### DATA EXCERPTS
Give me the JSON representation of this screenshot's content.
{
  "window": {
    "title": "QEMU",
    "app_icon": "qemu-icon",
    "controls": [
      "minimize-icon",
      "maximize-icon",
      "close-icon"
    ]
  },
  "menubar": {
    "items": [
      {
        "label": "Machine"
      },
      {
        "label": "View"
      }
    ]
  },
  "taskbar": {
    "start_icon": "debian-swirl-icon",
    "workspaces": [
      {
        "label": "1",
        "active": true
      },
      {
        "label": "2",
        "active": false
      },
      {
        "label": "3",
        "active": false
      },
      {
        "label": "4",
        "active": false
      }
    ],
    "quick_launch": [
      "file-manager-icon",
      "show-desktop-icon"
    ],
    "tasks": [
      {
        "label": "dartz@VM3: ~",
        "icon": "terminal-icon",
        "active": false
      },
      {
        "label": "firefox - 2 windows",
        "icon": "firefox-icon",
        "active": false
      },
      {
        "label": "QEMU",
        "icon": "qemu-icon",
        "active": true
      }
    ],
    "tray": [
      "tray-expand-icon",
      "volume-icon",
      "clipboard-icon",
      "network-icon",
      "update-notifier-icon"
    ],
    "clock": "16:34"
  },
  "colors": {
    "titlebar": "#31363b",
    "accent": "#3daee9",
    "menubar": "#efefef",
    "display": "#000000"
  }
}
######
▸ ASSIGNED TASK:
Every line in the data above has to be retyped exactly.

▸ WRITTEN SOLUTION:
Give me the JSON representation of this screenshot's content.
{
  "window": {
    "title": "QEMU",
    "app_icon": "qemu-icon",
    "controls": [
      "minimize-icon",
      "maximize-icon",
      "close-icon"
    ]
  },
  "menubar": {
    "items": [
      {
        "label": "Machine"
      },
      {
        "label": "View"
      }
    ]
  },
  "taskbar": {
    "start_icon": "debian-swirl-icon",
    "workspaces": [
      {
        "label": "1",
        "active": true
      },
      {
        "label": "2",
        "active": false
      },
      {
        "label": "3",
        "active": false
      },
      {
        "label": "4",
        "active": false
      }
    ],
    "quick_launch": [
      "file-manager-icon",
      "show-desktop-icon"
    ],
    "tasks": [
      {
        "label": "dartz@VM3: ~",
        "icon": "terminal-icon",
        "active": false
      },
      {
        "label": "firefox - 2 windows",
        "icon": "firefox-icon",
        "active": false
      },
      {
        "label": "QEMU",
        "icon": "qemu-icon",
        "active": true
      }
    ],
    "tray": [
      "tray-expand-icon",
      "volume-icon",
      "clipboard-icon",
      "network-icon",
      "update-notifier-icon"
    ],
    "clock": "16:34"
  },
  "colors": {
    "titlebar": "#31363b",
    "accent": "#3daee9",
    "menubar": "#efefef",
    "display": "#000000"
  }
}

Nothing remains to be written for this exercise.